Chronic kidney disease (CKD) is a life-long condition associated with substantial morbidity and premature death due to complications from a progressive decrease in kidney function. The incidence and prevalence of all stages of CKD in children continues to increase worldwide. Between 2000 and 2008, the kidney replacement therapy incidence rate in those aged 0-19 years increased 5.9% to 15 per million population, highlighting the importance of CKD research in children. Many comorbid conditions seen in adults with CKD, including cardiovascular disease and cognitive impairment, also are highly prevalent in children, implicitly demonstrating the crucial need for initiating therapy early to improve health outcomes in children with CKD. The CKiD (Chronic Kidney Disease in Children) Study is a prospective cohort study of 586 children aged 1-16 years with an estimated glomerular filtration rate of 30-90 mL/min/1.73 m(2). Since its inception, CKiD has identified risk factors for CKD progression and cardiovascular disease in children with CKD and highlighted the effects of CKD on outcomes unique to children, including neurocognitive development and growth. This review summarizes the findings to date, illustrating the spectrum of CKD-associated complications in children and emphasizing areas requiring further investigation. Taken in sum, these elements stress that initiating treatment at an early age is essential for reducing long-term morbidity and mortality in children with CKD.

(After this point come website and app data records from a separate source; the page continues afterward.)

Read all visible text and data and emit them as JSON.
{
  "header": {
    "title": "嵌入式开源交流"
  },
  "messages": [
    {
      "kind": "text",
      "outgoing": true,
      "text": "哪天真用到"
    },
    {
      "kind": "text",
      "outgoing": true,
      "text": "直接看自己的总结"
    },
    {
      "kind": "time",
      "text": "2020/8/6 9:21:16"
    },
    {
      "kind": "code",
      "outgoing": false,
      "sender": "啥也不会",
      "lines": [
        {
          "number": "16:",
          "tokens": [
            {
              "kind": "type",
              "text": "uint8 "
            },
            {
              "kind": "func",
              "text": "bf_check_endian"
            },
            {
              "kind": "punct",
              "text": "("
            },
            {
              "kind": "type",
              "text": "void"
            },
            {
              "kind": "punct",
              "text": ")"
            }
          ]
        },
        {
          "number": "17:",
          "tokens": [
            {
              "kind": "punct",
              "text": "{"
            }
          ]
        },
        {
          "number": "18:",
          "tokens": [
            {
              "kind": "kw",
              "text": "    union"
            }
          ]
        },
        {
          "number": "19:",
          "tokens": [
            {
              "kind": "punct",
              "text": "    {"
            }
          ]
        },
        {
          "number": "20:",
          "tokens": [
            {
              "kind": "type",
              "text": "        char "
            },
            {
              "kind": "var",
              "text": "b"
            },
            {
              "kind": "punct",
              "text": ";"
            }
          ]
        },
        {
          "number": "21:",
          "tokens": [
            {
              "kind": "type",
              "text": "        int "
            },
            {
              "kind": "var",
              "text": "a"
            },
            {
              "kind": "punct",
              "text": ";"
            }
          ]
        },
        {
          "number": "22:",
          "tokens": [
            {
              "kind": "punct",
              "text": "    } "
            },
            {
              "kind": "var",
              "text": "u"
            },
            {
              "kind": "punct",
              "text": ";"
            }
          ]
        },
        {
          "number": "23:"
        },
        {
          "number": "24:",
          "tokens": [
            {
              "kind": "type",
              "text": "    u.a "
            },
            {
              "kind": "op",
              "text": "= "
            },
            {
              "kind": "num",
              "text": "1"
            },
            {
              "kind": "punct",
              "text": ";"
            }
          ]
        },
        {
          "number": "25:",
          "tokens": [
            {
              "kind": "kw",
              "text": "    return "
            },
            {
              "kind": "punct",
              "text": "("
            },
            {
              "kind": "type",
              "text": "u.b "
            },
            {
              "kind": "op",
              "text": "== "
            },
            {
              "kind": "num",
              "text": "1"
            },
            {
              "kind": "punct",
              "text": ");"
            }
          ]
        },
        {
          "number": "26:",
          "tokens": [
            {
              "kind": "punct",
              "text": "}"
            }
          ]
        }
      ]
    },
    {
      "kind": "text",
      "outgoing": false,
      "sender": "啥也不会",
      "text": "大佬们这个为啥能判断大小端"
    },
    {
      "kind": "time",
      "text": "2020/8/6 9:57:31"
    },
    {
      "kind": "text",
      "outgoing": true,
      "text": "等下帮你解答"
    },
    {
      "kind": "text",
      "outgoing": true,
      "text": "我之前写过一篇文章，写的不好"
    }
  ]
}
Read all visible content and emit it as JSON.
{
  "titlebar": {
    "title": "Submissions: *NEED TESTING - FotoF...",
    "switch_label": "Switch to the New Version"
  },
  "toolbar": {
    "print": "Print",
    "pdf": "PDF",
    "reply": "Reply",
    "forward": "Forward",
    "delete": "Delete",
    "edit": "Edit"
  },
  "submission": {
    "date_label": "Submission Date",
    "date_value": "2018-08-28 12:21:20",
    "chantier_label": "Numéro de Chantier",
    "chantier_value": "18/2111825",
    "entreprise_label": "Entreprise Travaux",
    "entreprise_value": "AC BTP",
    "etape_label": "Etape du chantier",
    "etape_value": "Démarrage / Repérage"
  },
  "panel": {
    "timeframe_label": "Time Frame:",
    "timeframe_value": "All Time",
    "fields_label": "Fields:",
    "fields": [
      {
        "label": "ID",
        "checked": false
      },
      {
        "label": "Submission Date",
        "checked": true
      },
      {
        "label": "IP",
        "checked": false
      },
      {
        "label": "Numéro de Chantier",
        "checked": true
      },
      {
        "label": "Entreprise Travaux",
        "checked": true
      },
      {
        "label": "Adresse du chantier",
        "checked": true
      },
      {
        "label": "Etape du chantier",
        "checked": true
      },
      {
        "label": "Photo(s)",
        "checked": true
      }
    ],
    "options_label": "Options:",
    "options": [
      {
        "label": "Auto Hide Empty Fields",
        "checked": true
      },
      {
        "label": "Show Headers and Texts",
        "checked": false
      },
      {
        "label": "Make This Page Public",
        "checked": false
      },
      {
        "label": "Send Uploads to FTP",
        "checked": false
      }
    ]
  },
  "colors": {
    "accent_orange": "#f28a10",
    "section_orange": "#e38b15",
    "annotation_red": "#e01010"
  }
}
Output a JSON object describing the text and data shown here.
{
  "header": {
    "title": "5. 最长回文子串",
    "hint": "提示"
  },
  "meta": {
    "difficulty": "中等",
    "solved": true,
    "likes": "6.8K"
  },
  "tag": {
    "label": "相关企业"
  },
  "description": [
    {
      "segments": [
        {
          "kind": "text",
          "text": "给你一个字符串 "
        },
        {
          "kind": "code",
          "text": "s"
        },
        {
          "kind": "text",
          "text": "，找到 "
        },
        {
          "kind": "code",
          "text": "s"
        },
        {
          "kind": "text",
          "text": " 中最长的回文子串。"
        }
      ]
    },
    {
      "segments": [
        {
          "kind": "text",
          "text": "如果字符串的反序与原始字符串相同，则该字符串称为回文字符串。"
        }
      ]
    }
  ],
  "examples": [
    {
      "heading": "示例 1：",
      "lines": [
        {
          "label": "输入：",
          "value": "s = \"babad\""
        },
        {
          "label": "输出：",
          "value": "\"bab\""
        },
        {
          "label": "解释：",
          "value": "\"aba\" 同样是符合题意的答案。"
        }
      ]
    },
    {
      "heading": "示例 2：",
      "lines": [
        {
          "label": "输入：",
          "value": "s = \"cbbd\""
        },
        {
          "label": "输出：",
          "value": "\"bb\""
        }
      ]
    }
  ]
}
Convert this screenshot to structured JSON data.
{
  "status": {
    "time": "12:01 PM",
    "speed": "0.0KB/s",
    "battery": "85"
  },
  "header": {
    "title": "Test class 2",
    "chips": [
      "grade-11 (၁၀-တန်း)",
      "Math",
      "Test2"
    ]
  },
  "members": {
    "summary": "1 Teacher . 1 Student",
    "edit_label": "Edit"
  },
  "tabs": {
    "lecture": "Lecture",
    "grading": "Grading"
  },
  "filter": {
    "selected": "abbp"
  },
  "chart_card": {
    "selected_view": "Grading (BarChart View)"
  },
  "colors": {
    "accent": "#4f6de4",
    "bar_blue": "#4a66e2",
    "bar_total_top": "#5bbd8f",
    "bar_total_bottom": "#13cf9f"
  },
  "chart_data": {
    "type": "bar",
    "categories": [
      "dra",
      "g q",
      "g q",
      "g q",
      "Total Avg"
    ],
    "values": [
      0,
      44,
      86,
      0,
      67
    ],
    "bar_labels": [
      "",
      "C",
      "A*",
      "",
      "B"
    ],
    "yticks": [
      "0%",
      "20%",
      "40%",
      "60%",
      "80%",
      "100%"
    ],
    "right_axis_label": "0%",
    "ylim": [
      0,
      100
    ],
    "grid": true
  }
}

Copyright © 2012 National Kidney Foundation, Inc. All rights reserved.